_Supplied information_

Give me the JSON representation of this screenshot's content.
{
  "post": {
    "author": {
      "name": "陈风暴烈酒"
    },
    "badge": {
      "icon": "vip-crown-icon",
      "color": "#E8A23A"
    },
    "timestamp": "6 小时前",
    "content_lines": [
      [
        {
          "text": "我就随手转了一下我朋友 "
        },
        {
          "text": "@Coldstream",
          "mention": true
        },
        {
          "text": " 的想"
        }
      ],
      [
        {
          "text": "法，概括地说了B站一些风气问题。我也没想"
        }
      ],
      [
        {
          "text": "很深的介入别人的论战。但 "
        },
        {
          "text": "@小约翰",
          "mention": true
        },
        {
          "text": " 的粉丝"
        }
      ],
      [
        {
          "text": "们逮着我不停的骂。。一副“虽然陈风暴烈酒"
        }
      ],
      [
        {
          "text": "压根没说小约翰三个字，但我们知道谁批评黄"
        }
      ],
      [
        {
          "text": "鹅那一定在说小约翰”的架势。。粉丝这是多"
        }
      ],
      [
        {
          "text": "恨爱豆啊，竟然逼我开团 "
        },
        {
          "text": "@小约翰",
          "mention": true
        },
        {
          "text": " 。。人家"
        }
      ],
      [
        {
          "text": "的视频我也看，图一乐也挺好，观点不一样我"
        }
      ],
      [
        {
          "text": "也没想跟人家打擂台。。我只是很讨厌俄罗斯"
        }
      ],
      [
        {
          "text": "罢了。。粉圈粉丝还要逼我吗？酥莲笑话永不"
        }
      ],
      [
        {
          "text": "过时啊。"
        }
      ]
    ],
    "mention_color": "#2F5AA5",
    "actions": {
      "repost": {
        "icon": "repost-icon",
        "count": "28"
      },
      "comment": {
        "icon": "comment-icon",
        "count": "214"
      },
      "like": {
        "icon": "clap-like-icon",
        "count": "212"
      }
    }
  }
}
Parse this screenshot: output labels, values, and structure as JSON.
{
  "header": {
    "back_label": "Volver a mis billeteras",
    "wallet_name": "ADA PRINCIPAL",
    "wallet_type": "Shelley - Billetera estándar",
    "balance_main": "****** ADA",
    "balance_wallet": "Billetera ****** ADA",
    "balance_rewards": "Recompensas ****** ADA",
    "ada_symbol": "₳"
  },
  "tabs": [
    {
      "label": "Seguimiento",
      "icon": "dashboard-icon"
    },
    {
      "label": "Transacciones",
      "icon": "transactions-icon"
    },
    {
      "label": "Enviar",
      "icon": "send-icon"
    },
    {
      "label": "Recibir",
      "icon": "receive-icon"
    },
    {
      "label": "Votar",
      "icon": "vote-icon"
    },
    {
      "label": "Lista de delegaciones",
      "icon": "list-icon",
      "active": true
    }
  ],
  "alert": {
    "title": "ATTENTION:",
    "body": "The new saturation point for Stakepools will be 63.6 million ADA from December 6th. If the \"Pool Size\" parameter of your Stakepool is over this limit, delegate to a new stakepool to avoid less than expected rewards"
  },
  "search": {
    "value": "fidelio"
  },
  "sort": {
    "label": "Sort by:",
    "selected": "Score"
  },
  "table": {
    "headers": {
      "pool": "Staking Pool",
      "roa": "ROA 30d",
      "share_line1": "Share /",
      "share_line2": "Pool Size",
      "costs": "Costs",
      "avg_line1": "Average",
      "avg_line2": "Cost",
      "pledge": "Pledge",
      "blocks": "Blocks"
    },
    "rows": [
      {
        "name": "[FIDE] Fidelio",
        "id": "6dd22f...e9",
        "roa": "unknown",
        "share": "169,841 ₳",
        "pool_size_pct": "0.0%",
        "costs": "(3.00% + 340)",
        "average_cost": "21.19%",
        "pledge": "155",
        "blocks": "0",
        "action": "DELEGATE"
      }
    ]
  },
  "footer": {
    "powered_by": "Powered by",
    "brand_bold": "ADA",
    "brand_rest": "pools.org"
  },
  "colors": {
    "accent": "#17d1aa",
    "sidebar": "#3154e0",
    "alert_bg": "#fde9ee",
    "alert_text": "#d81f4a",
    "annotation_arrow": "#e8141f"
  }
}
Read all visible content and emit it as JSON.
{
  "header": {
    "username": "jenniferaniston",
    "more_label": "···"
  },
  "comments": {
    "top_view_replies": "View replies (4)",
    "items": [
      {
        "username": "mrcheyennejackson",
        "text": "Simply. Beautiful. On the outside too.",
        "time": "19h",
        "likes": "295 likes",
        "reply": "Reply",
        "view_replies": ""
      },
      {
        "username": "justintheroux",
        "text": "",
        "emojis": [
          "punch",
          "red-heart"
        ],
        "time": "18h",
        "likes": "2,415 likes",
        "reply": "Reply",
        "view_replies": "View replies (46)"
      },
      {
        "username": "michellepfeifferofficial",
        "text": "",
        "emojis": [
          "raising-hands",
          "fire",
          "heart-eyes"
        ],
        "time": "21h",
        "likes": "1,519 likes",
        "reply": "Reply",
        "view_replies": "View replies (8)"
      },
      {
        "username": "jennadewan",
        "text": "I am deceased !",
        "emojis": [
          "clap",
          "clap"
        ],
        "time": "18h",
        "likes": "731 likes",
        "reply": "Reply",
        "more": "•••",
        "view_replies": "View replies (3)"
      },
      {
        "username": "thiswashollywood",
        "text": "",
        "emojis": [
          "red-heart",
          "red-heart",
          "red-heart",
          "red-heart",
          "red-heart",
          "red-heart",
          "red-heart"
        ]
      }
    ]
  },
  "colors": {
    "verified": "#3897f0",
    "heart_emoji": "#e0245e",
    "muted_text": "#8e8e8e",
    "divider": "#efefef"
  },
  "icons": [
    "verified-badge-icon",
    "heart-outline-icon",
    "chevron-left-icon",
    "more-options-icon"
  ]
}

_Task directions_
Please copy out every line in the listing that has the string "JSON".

_Expected answer_
Give me the JSON representation of this screenshot's content.
Parse this screenshot: output labels, values, and structure as JSON.
Read all visible content and emit it as JSON.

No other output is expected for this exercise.